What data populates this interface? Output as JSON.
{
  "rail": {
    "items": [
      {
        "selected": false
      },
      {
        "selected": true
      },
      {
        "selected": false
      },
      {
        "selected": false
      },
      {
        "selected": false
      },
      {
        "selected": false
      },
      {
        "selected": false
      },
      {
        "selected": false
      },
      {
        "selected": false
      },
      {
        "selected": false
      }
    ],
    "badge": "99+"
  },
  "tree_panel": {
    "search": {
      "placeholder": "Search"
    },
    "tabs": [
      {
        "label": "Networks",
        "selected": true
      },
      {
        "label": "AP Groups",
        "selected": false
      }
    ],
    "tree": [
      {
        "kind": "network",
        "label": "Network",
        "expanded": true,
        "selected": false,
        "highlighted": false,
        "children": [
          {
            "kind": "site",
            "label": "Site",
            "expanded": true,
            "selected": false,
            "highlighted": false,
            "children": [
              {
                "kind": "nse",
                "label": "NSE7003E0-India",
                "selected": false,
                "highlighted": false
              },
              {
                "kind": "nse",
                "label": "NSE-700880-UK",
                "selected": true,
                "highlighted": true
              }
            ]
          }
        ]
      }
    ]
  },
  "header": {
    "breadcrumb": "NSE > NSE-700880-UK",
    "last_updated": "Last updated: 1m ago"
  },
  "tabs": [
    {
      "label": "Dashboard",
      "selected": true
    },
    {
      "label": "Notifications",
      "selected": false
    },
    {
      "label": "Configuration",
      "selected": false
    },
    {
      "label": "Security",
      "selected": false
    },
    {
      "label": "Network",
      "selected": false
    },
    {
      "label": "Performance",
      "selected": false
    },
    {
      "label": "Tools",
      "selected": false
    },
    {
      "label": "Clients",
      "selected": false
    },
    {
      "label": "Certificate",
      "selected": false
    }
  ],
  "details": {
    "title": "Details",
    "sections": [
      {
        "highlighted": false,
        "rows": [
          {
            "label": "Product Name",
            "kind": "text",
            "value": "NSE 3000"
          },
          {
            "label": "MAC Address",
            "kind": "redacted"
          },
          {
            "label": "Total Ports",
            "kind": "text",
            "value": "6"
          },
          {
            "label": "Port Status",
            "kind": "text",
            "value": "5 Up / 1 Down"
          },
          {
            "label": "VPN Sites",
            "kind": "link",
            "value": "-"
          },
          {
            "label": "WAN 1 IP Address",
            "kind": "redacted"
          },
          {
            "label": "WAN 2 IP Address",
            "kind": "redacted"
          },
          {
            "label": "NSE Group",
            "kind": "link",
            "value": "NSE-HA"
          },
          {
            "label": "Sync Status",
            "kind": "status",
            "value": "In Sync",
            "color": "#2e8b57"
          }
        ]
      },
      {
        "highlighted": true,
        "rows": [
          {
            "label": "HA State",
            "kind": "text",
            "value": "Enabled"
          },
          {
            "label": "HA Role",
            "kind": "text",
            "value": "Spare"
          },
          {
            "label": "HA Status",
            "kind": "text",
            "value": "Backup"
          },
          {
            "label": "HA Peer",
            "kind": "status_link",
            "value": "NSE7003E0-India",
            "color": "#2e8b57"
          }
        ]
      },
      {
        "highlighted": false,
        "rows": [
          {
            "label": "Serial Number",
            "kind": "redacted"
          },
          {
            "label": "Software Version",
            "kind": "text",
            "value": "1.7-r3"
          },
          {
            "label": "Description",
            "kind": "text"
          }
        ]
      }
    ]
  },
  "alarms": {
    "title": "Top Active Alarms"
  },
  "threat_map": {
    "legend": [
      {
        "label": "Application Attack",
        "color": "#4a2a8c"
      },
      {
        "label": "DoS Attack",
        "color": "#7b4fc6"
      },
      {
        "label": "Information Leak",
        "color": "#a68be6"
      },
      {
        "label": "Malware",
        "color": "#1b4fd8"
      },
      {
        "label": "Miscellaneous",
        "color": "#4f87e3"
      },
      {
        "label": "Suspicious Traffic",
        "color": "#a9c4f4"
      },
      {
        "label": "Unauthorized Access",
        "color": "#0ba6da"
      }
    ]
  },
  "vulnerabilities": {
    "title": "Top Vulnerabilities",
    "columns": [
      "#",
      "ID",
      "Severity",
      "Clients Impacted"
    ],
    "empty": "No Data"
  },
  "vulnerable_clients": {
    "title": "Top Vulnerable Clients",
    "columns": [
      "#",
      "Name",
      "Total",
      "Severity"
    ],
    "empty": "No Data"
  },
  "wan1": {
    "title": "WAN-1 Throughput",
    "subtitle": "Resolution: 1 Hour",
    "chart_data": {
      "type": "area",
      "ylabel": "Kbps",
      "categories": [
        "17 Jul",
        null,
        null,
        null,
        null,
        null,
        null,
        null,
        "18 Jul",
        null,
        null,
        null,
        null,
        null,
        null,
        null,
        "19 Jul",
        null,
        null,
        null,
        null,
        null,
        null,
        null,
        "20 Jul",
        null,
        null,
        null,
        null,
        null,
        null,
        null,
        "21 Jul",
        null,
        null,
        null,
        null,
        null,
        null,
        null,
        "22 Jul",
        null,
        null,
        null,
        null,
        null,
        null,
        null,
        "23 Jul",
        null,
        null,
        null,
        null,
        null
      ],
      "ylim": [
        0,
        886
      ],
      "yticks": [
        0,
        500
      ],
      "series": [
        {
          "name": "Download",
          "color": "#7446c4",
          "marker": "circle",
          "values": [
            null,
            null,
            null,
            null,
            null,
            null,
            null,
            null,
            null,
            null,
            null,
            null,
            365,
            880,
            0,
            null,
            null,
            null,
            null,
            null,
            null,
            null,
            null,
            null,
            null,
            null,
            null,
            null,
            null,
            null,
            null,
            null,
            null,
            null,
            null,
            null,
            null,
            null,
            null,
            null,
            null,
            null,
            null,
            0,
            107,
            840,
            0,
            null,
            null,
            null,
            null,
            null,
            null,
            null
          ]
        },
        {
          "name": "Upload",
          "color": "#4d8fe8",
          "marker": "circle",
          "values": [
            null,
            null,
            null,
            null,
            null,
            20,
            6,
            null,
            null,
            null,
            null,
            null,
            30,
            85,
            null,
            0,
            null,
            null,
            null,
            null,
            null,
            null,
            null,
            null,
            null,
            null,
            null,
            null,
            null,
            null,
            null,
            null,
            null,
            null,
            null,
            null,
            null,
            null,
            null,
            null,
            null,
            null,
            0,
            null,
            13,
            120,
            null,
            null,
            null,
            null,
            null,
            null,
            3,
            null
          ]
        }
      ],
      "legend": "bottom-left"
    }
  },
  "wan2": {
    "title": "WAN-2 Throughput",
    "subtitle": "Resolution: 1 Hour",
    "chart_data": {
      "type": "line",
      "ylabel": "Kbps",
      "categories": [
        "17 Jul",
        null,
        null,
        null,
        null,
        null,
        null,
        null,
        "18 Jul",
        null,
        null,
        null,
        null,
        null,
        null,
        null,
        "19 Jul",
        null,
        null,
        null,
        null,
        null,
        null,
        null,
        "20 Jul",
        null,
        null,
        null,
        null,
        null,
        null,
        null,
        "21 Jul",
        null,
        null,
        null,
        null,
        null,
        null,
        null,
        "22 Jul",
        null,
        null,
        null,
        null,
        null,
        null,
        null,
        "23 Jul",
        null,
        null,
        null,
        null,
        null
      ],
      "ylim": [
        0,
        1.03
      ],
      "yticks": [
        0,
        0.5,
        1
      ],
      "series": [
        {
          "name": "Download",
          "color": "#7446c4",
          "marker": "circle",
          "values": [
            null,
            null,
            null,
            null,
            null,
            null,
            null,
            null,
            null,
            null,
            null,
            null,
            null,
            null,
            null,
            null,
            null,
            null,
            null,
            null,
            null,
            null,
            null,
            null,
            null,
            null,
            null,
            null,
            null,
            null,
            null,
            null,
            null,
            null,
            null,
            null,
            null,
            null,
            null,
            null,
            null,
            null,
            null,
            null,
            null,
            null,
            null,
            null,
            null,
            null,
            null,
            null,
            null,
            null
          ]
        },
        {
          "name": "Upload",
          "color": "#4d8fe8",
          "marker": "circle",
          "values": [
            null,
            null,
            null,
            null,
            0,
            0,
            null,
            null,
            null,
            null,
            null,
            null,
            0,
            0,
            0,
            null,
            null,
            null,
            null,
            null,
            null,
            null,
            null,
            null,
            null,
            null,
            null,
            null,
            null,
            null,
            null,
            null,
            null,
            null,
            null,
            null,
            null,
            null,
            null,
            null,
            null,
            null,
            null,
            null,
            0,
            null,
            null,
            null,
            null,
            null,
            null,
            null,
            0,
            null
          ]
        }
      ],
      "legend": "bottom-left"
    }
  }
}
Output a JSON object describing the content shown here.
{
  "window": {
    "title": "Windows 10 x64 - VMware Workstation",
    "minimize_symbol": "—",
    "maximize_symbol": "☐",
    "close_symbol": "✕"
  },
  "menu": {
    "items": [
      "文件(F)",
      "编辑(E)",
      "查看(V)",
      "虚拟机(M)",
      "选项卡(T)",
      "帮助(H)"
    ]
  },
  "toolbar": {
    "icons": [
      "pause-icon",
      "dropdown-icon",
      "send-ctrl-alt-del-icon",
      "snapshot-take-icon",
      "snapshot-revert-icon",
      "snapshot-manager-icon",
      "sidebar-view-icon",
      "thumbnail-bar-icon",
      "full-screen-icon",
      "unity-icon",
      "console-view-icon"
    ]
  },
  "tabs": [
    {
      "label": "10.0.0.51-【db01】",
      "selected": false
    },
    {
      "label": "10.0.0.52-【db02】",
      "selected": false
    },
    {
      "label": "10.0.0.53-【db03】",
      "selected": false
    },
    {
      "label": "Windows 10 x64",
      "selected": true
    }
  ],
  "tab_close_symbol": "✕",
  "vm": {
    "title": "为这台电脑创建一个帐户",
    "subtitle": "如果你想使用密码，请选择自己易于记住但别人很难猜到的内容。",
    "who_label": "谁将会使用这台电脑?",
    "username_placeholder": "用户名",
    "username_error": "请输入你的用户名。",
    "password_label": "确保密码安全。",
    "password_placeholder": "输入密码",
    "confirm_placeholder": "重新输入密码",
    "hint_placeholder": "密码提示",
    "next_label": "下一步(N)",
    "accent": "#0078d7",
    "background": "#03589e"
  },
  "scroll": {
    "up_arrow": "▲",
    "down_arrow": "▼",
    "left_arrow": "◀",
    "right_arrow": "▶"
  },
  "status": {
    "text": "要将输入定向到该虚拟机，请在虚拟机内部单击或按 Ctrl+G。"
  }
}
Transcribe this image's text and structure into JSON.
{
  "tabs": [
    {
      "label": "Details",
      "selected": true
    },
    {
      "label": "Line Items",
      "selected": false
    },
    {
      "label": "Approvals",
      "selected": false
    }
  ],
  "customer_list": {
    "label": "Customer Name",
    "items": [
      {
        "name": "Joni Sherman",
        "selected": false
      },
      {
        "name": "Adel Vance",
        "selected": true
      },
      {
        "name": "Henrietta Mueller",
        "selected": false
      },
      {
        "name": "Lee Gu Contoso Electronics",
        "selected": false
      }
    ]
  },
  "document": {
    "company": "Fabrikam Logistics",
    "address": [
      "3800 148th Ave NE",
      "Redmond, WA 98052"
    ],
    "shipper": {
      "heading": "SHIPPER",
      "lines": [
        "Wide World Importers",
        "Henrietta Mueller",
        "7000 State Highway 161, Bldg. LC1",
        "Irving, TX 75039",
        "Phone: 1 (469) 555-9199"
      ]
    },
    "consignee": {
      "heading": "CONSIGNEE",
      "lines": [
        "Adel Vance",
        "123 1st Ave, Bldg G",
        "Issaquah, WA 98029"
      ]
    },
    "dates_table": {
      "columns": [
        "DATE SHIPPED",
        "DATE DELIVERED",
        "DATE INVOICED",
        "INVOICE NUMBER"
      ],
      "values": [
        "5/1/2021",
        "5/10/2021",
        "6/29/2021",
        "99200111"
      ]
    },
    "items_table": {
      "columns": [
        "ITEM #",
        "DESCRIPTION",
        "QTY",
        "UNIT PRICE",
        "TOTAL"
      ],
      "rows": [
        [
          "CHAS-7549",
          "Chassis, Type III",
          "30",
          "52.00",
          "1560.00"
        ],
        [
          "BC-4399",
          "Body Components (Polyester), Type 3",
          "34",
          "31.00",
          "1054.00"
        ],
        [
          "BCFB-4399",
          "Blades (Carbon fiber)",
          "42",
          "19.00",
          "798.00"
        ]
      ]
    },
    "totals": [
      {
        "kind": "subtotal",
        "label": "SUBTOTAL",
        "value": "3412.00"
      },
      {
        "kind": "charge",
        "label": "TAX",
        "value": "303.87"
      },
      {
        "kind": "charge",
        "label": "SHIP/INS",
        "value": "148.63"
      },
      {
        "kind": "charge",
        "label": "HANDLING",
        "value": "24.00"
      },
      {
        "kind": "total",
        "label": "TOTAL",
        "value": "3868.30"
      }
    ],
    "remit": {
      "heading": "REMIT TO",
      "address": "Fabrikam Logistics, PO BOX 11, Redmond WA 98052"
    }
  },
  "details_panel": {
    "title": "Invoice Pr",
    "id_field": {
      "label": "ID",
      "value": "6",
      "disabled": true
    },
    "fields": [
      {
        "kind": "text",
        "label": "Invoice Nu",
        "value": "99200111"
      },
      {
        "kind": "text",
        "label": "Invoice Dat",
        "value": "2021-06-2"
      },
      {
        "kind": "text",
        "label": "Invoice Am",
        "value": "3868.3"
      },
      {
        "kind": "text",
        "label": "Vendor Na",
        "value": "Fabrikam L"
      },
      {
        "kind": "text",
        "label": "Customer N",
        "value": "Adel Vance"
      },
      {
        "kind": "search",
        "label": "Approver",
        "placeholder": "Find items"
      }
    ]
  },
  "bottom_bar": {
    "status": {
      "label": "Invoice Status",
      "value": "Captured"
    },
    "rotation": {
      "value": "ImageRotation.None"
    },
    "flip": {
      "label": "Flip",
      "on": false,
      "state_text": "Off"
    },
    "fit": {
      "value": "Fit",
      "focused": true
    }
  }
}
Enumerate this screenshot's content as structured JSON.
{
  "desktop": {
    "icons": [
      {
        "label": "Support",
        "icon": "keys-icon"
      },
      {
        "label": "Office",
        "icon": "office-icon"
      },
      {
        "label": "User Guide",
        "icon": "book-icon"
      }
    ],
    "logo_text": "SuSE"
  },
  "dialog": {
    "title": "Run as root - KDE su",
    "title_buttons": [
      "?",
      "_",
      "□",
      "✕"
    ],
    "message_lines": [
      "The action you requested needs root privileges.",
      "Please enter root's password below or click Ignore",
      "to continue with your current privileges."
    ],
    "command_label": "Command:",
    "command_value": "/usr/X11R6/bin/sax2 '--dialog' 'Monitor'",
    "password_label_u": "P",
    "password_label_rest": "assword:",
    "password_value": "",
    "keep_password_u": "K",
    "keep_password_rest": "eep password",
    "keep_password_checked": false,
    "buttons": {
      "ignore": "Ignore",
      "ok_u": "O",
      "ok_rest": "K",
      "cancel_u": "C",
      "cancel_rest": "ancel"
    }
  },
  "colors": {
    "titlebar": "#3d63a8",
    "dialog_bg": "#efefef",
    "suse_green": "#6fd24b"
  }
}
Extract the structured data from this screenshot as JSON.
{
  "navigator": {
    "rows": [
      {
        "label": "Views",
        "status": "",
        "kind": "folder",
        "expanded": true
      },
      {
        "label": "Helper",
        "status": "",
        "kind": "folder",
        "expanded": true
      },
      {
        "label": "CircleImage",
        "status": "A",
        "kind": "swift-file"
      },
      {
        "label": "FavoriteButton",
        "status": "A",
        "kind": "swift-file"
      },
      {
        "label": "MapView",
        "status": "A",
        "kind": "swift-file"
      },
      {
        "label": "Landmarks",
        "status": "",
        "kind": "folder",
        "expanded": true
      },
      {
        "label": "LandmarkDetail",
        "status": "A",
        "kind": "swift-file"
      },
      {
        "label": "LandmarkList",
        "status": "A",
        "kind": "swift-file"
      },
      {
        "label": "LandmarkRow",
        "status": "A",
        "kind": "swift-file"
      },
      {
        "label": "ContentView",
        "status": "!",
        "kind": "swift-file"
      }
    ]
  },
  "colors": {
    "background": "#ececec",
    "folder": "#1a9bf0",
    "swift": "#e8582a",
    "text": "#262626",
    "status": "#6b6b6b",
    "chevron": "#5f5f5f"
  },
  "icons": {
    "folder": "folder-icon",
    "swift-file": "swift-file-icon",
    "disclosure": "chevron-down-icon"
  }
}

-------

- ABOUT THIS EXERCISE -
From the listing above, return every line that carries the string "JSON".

- WRITTEN ANSWER -
What data populates this interface? Output as JSON.
Output a JSON object describing the content shown here.
Transcribe this image's text and structure into JSON.
Enumerate this screenshot's content as structured JSON.
Extract the structured data from this screenshot as JSON.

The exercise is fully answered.